DIRECTIONS FOR THIS TASK - Your answer should consist of all lines in the listing that hold the word "dropdown".
%%
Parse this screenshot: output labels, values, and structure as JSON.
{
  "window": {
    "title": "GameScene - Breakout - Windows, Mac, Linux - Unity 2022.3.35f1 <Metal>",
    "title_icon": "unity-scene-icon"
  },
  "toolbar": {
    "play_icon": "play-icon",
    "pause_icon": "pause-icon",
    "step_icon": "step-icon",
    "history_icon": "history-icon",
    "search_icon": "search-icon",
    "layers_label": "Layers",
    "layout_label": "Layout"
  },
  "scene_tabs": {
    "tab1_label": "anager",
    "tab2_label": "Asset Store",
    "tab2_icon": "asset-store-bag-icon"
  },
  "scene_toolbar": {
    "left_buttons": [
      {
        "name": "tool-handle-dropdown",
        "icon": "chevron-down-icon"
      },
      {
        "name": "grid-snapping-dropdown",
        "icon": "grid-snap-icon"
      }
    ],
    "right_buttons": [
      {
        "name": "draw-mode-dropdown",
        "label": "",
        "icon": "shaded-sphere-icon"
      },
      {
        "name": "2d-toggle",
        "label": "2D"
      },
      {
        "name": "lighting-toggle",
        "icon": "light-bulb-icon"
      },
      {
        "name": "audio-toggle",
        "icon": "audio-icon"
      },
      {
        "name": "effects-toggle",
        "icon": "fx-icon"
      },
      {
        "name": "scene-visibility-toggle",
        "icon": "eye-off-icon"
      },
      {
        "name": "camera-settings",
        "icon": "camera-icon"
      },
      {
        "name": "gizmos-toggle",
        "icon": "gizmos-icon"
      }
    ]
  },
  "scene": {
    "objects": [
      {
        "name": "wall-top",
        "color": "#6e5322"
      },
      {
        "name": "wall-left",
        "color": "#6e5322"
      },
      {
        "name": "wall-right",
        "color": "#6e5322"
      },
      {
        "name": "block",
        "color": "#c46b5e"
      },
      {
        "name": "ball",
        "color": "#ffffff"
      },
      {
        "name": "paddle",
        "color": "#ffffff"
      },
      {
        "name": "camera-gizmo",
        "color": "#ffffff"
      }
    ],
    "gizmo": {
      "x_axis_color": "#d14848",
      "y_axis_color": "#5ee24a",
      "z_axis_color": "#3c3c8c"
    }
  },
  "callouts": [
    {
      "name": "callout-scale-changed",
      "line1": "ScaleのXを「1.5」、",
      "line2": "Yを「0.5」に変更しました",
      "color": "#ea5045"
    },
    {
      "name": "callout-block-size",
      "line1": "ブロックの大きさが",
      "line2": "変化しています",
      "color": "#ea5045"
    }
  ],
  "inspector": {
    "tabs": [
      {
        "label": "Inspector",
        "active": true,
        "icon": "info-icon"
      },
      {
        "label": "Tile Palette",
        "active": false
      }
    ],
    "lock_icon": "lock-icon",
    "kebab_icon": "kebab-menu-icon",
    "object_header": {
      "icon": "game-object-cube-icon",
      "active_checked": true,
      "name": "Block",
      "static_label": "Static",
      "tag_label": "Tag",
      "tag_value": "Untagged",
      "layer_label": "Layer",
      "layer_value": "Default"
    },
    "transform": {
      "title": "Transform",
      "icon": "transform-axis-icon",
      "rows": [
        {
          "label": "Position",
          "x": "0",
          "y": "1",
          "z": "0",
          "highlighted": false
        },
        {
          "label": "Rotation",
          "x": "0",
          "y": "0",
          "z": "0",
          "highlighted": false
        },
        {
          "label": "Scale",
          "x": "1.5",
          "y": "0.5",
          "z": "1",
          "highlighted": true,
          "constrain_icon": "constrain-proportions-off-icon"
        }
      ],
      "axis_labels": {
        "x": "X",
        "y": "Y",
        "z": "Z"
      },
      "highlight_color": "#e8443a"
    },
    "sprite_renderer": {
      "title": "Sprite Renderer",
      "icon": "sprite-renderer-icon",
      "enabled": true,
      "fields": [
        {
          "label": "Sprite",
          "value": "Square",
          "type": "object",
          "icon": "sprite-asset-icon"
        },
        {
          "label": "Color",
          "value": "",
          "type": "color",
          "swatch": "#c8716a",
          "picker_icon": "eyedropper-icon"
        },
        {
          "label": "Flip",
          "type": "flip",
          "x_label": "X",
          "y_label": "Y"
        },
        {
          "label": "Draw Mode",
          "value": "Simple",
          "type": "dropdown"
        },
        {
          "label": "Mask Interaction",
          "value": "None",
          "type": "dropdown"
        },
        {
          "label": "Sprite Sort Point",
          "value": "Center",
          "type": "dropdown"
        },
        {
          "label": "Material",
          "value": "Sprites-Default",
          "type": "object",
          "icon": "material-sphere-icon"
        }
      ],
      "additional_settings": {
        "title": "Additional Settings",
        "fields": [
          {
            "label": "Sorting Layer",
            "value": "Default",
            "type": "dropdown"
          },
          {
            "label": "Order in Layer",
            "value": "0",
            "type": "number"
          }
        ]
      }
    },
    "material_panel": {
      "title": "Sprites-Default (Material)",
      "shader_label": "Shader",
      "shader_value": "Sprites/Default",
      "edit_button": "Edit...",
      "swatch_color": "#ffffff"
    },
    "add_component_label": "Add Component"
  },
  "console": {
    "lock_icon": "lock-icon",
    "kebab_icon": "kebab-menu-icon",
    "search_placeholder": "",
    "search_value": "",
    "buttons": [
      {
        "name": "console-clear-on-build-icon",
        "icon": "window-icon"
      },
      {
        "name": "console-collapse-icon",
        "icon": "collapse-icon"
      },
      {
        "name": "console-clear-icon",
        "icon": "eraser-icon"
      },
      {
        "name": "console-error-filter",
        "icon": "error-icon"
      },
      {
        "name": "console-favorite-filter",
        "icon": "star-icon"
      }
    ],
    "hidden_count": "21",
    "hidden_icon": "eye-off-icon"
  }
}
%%
SOLUTION TO THIS EXERCISE -
        "name": "tool-handle-dropdown",
        "name": "grid-snapping-dropdown",
        "name": "draw-mode-dropdown",
          "type": "dropdown"
          "type": "dropdown"
          "type": "dropdown"
            "type": "dropdown"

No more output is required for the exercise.